Every year, they allot scholarship slots and provide Php 170,000 in tuition fees and allowances to individual students who want to take up Mine Engineering, Geology, Metallurgical Engineering, Materials Engineering, Civil Engineering, as well as Bachelor of Science in Forestry, and Bachelor of Science in Agriculture.
Engineering, geology, and metallurgy are professions that were not in the horizon of most Didipio residents before the mine came in. The continuous investment on capacity building of both employees and community members elevated their dreams, and tremendously increased their employability and likeliness to start their own businesses.
“We are seven in the family. When I was about to enter college, I knew my parents were worried as I had two other siblings who were in college. So, I worked in DiCorp for a time to earn money for my college education. It was there I saw that OceanaGold offered scholarships, so I applied, got in, and now I’m a mining engineer and working for the Company,” says Wilbur Habiling, resident and scholarship program graduate.
The need to provide for the basic needs of many workers--feeding them three times a day, seven days a week--necessitated auxiliary units, one of which is the Didipio Community Development Corporation (DiCorp).
DiCorp is owned and managed by the town’s residents, with 361 local shareholders and 279 local workers. It offers a multitude of services such as housekeeping, catering, camp administration, transport services and construction services. OceanaGold has awarded several contracts to DiCorp from 2011-2018 with total gross revenue amounting to PHP 1.5B (USD 28M). The growing enterprise is now worth PHP 85.5 million and has extended their services beyond the mine.
“DiCorp. is a perfect example of what local community enterprises can achieve if plugged in to value chains,” says David Way, General Manager of OceanaGold Philippines Inc. He adds, “DiCorp has come a long way and I am proud that it remains to be one of the largest taxpayers in Nueva Vizcaya.”
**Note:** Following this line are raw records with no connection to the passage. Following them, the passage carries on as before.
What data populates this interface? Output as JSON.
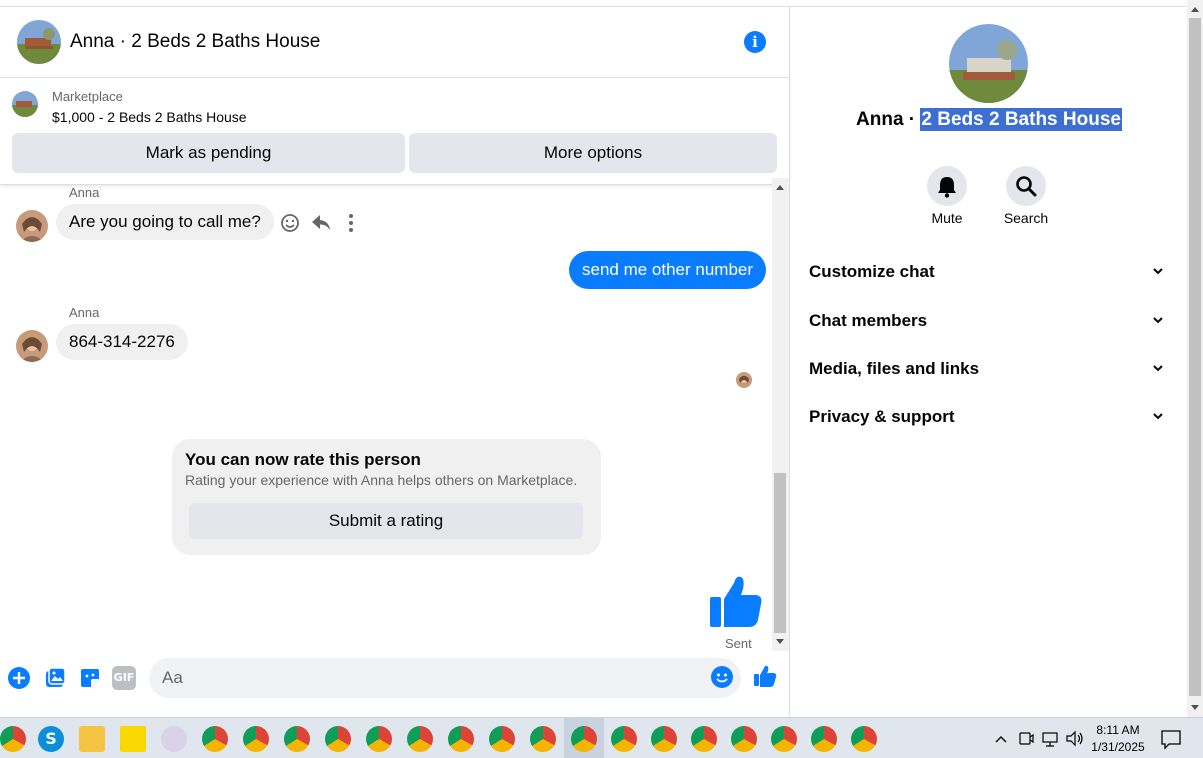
{
  "header": {
    "title": "Anna · 2 Beds 2 Baths House",
    "info_icon": "info-icon"
  },
  "marketplace": {
    "label": "Marketplace",
    "listing": "$1,000 - 2 Beds 2 Baths House",
    "mark_pending": "Mark as pending",
    "more_options": "More options"
  },
  "messages": [
    {
      "sender": "Anna",
      "text": "Are you going to call me?",
      "direction": "in"
    },
    {
      "text": "send me other number",
      "direction": "out"
    },
    {
      "sender": "Anna",
      "text": "864-314-2276",
      "direction": "in"
    }
  ],
  "rating_card": {
    "title": "You can now rate this person",
    "subtitle": "Rating your experience with Anna helps others on Marketplace.",
    "button": "Submit a rating"
  },
  "status": {
    "sent": "Sent"
  },
  "composer": {
    "placeholder": "Aa",
    "icons": [
      "plus-icon",
      "photo-icon",
      "sticker-icon",
      "gif-icon",
      "emoji-icon",
      "like-icon"
    ],
    "gif_label": "GIF"
  },
  "panel": {
    "name_prefix": "Anna · ",
    "name_highlight": "2 Beds 2 Baths House",
    "mute": "Mute",
    "search": "Search",
    "sections": [
      "Customize chat",
      "Chat members",
      "Media, files and links",
      "Privacy & support"
    ]
  },
  "taskbar": {
    "time": "8:11 AM",
    "date": "1/31/2025"
  },
  "colors": {
    "accent": "#0a7cff",
    "bubble_in": "#f0f0f0",
    "button_grey": "#e4e6eb",
    "selection": "#3c6fd1"
  }
}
Technology and Infrastructure
No other private firm has contributed to the infrastructure growth of Didipio as OceanaGold – from roads to health centers, to school buildings and community centers.
In 2017 it made the dreams of local students and educators a reality through the construction of a PhP 43-million senior high school building at Eastern Nueva Vizcaya National High School.
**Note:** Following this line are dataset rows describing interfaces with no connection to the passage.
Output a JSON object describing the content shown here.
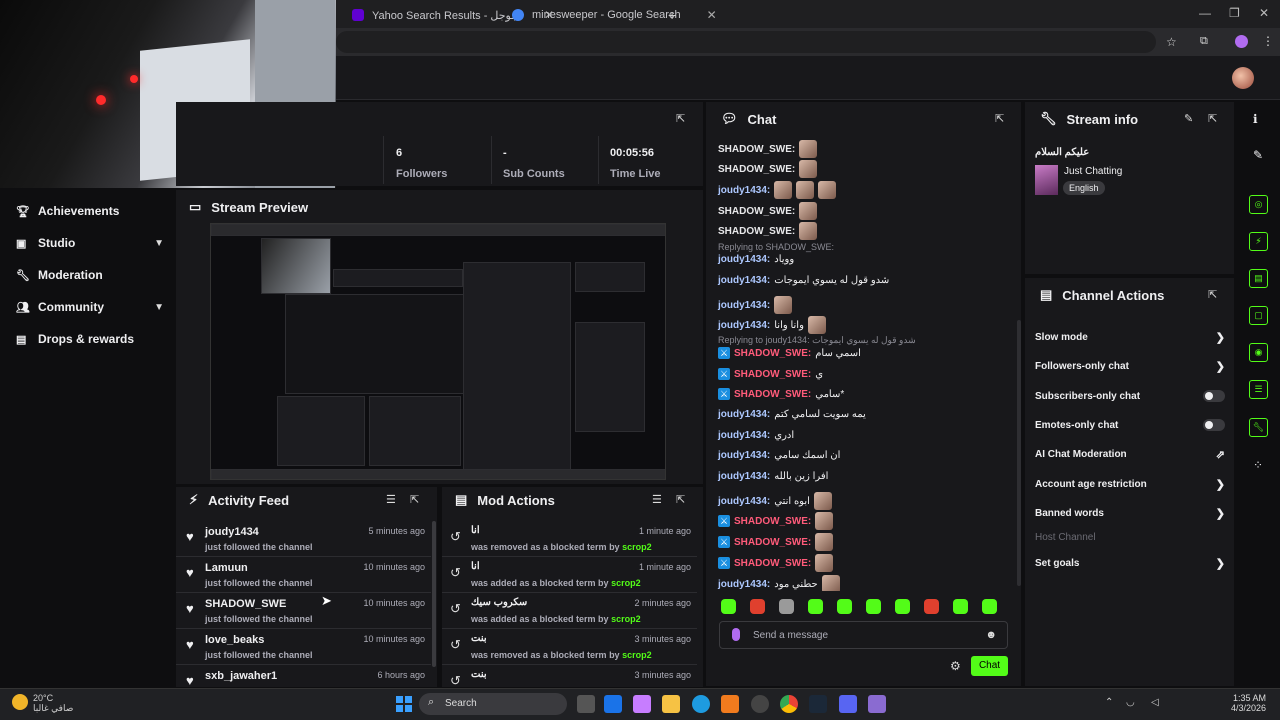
{
  "browser": {
    "tabs": [
      {
        "title": "Yahoo Search Results - جوجل",
        "favicon_color": "#6001d2"
      },
      {
        "title": "minesweeper - Google Search",
        "favicon_color": "#4285f4"
      }
    ],
    "new_tab": "+",
    "window_controls": [
      "—",
      "❐",
      "✕"
    ]
  },
  "stats": {
    "followers_value": "6",
    "followers_label": "Followers",
    "sub_value": "-",
    "sub_label": "Sub Counts",
    "time_value": "00:05:56",
    "time_label": "Time Live"
  },
  "sidebar": {
    "items": [
      {
        "label": "Achievements",
        "icon": "trophy-icon"
      },
      {
        "label": "Studio",
        "icon": "studio-icon"
      },
      {
        "label": "Moderation",
        "icon": "wrench-icon"
      },
      {
        "label": "Community",
        "icon": "users-icon"
      },
      {
        "label": "Drops & rewards",
        "icon": "gift-icon"
      }
    ]
  },
  "preview": {
    "title": "Stream Preview"
  },
  "activity": {
    "title": "Activity Feed",
    "items": [
      {
        "user": "joudy1434",
        "sub": "just followed the channel",
        "time": "5 minutes ago"
      },
      {
        "user": "Lamuun",
        "sub": "just followed the channel",
        "time": "10 minutes ago"
      },
      {
        "user": "SHADOW_SWE",
        "sub": "just followed the channel",
        "time": "10 minutes ago"
      },
      {
        "user": "love_beaks",
        "sub": "just followed the channel",
        "time": "10 minutes ago"
      },
      {
        "user": "sxb_jawaher1",
        "sub": "",
        "time": "6 hours ago"
      }
    ]
  },
  "mod_actions": {
    "title": "Mod Actions",
    "items": [
      {
        "term": "انا",
        "desc": "was removed as a blocked term by",
        "by": "scrop2",
        "time": "1 minute ago"
      },
      {
        "term": "انا",
        "desc": "was added as a blocked term by",
        "by": "scrop2",
        "time": "1 minute ago"
      },
      {
        "term": "سكروب سيك",
        "desc": "was added as a blocked term by",
        "by": "scrop2",
        "time": "2 minutes ago"
      },
      {
        "term": "بنت",
        "desc": "was removed as a blocked term by",
        "by": "scrop2",
        "time": "3 minutes ago"
      },
      {
        "term": "بنت",
        "desc": "",
        "by": "",
        "time": "3 minutes ago"
      }
    ]
  },
  "chat": {
    "title": "Chat",
    "lines": [
      {
        "name": "SHADOW_SWE:",
        "msg": "",
        "emotes": 1,
        "style": "w"
      },
      {
        "name": "SHADOW_SWE:",
        "msg": "",
        "emotes": 1,
        "style": "w"
      },
      {
        "name": "joudy1434:",
        "msg": "",
        "emotes": 3,
        "style": ""
      },
      {
        "name": "SHADOW_SWE:",
        "msg": "",
        "emotes": 1,
        "style": "w"
      },
      {
        "name": "SHADOW_SWE:",
        "msg": "",
        "emotes": 1,
        "style": "w"
      },
      {
        "reply": "Replying to SHADOW_SWE:"
      },
      {
        "name": "joudy1434:",
        "msg": "ووياد",
        "emotes": 0,
        "style": ""
      },
      {
        "name": "joudy1434:",
        "msg": "شدو قول له يسوي ايموجات",
        "emotes": 0,
        "style": ""
      },
      {
        "name": "joudy1434:",
        "msg": "",
        "emotes": 1,
        "style": ""
      },
      {
        "name": "joudy1434:",
        "msg": "وانا وانا",
        "emotes": 1,
        "style": ""
      },
      {
        "reply": "Replying to joudy1434: شدو قول له يسوي ايموجات"
      },
      {
        "name": "SHADOW_SWE:",
        "msg": "اسمي سام",
        "emotes": 0,
        "style": "mod"
      },
      {
        "name": "SHADOW_SWE:",
        "msg": "ي",
        "emotes": 0,
        "style": "mod"
      },
      {
        "name": "SHADOW_SWE:",
        "msg": "سامي*",
        "emotes": 0,
        "style": "mod"
      },
      {
        "name": "joudy1434:",
        "msg": "يمه سويت لسامي كتم",
        "emotes": 0,
        "style": ""
      },
      {
        "name": "joudy1434:",
        "msg": "ادري",
        "emotes": 0,
        "style": ""
      },
      {
        "name": "joudy1434:",
        "msg": "ان اسمك سامي",
        "emotes": 0,
        "style": ""
      },
      {
        "name": "joudy1434:",
        "msg": "افرا زين بالله",
        "emotes": 0,
        "style": ""
      },
      {
        "name": "joudy1434:",
        "msg": "ابوه انتي",
        "emotes": 1,
        "style": ""
      },
      {
        "name": "SHADOW_SWE:",
        "msg": "",
        "emotes": 1,
        "style": "mod"
      },
      {
        "name": "SHADOW_SWE:",
        "msg": "",
        "emotes": 1,
        "style": "mod"
      },
      {
        "name": "SHADOW_SWE:",
        "msg": "",
        "emotes": 1,
        "style": "mod"
      },
      {
        "name": "joudy1434:",
        "msg": "حطني مود",
        "emotes": 1,
        "style": ""
      }
    ],
    "placeholder": "Send a message",
    "send_label": "Chat"
  },
  "stream_info": {
    "title": "Stream info",
    "stream_title": "عليكم السلام",
    "category": "Just Chatting",
    "language": "English"
  },
  "channel_actions": {
    "title": "Channel Actions",
    "items": [
      {
        "label": "Slow mode",
        "kind": "chevron"
      },
      {
        "label": "Followers-only chat",
        "kind": "chevron"
      },
      {
        "label": "Subscribers-only chat",
        "kind": "toggle"
      },
      {
        "label": "Emotes-only chat",
        "kind": "toggle"
      },
      {
        "label": "AI Chat Moderation",
        "kind": "external"
      },
      {
        "label": "Account age restriction",
        "kind": "chevron"
      },
      {
        "label": "Banned words",
        "kind": "chevron"
      },
      {
        "label": "Host Channel",
        "kind": "dim"
      },
      {
        "label": "Set goals",
        "kind": "chevron"
      }
    ]
  },
  "taskbar": {
    "weather_temp": "20°C",
    "weather_desc": "صافي غالبا",
    "search_placeholder": "Search",
    "time": "1:35 AM",
    "date": "4/3/2026"
  }
}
The company has provided essential healthcare for students, improvement of school buildings, and construction of day care centers in the past. The high school building, however, is one of the biggest single investments made locally for education, and this was in view of the K-12 implementation, which some high schools in Metro Manila found hard to comply with.
OceanaGold directly supports infrastructure, training and education, health and enterprise development programs not only of Didipio but of ten other communities adjacent to the mine with combined population of about 15,000 residents.
A final anecdote from a resident
“I wasn’t able to take up high-school in Didipio because there was no high school then. Instead, I went to the municipality of Bayombong, which is about five hours away--very far from my family. I’m proud to say that I’m one of the graduates of the OceanaGold scholarship program. There are about 246 of us and I belong to those who took up courses like mining and geology.
For the past years, I worked as a mining engineer in the Didipio mine. I learned about the environment and how responsible OceanaGold is and I’m proud that we are where we are right now. OceanaGold offered a lot of opportunities to my community and to adjacent barangays. “The Company’s operation has been a blessing to us,” concludes Echievery Baguilat, Didipio’s first local mining engineer.
OceanaGold’s mine life is expected to last until 2032, by which time Didipio could reach or even surpass its full economic and social potential as a barangay in the midst of a lush greenery that characterizes most of Nueva Vizcaya and Quirino, with all the necessities for a comfortable life.